— Editor’s note: One in a series previewing Tuesday’s primary elections.
Muskogee County voters on Tuesday will narrow the field of Democratic candidates competing for the District 3 commissioner’s post or possibly select a winner.
Three candidates — no Republicans declared candidacies for the position — are jockeying for the position Dexter Payne has held since he was elected in 1997. Payne announced in March that he will step down at the end of his fourth full term.
Competing for the office are his son, local businessman and former City Councilor Kenny Payne, longtime Taft Mayor Lelia Davis and political newcomer Willie Keifer, a consultant and semi-retired auto service director. All three said roads and bridges are an important aspect of the job, but serving as a commissioner entails much more.
Overseeing the county’s annual budget, which has consistently been flat during the past several years, is one of those aspects. All three candidates competing for the District 3 post cited their budgeting and management experience as selling points for their candidacies.
Davis, who has the distinction of being the first black woman in the United States to be elected to a mayoral post, said she has dealt with budgets both large and small during her 30 years in the political arena. To make the county budget stretch, Davis said she would work to initiate a program that would put county and state prisoners to work for taxpayers.
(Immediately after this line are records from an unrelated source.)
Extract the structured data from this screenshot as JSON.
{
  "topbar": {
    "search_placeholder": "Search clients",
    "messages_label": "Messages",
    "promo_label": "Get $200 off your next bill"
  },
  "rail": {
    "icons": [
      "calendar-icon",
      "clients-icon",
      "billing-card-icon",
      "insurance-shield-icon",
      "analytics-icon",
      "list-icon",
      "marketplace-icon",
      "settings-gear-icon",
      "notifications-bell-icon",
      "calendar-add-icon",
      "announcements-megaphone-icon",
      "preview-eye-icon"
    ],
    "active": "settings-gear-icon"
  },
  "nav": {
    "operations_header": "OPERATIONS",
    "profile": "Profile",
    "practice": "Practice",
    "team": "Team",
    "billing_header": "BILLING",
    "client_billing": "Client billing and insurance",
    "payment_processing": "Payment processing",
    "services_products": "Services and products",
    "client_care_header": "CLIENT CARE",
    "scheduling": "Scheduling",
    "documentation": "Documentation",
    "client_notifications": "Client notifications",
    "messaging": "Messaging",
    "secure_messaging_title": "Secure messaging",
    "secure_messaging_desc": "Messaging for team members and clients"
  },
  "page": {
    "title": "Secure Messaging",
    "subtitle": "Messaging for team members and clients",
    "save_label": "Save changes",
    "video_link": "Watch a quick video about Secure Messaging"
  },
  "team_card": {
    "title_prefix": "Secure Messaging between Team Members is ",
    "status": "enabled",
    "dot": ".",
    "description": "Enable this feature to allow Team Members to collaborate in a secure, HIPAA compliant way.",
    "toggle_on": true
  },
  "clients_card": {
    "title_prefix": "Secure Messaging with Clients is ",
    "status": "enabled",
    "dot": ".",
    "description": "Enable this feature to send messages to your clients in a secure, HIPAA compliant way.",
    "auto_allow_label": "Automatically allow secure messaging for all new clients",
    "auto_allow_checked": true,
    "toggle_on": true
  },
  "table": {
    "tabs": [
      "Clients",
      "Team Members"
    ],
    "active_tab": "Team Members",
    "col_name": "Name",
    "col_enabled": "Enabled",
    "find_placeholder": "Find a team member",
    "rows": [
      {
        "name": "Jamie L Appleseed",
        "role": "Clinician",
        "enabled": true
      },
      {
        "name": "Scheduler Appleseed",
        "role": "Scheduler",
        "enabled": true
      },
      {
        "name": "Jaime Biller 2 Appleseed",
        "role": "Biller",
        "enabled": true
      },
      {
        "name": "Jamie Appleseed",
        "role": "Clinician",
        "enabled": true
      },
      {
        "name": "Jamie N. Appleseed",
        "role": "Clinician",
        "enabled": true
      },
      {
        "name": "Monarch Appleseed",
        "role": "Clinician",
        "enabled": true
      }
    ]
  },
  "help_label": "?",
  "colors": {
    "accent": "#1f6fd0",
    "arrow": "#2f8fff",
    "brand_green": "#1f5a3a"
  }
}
“We have two prisons here (in Taft) and a big county jail with lots of people we can put to work,” Davis said, noting she would have no problem going to Oklahoma City or Washington seeking state and federal dollars to shore up the budget. “We have the equipment, all we need is to find some people who can oversee the work crews who can go out on these roads.”
Keifer said his professional experience in the private sector would enable him “to bring fresh ideas” to the office. New ideas, he said, is what Muskogee County needs to grow again.
“As the only candidate without previous government experience, I am free to bring fresh ideas from the private sector to government,” Keifer said. “I am not tied to past policies or decisions and can evaluate ideas solely on their merit.”
Payne said getting “the funding sources right” would be one of his top priorities if he is elected to the post. He said the completion of the county’s hazard mitigation plan — similar to what he helped pass for the city of Muskogee as city councilor — would open the doors for new opportunities for grant funds for county use.
“I think the main thing is to handle the county’s money wisely and get as much out of each dollar as we can,” Payne said, noting his experience on the city of Muskogee’s purchasing committee as proof of his capability to get that done. “I will be diligent to make sure that gets done and do everything I can to open doors to new funding opportunities.”
All three candidates cited the importance of having a good working relationship with Muskogee County residents and civic leaders in municipalities both large and small. Keifer pledged to meet monthly with all municipal leaders to help them resolve problems, while Davis and Payne said they would do what they can within the law to help town leaders upon request without being overbearing or imposing.
Voters may cast in-person absentee ballots from 8 a.m. to 6 p.m. Thursday and Friday and from 9 a.m. to 2 p.m. Saturday at the county election office. Precinct voting will be from 7 a.m. to 7 p.m. Tuesday.
If no candidate wins more than 50 percent of the primary vote, the two who earn the most votes will square off Aug. 26 in a runoff election, which will decide the incumbent’s successor.
Reach D.E. Smoot at (918) 684-2901 or email@example.com.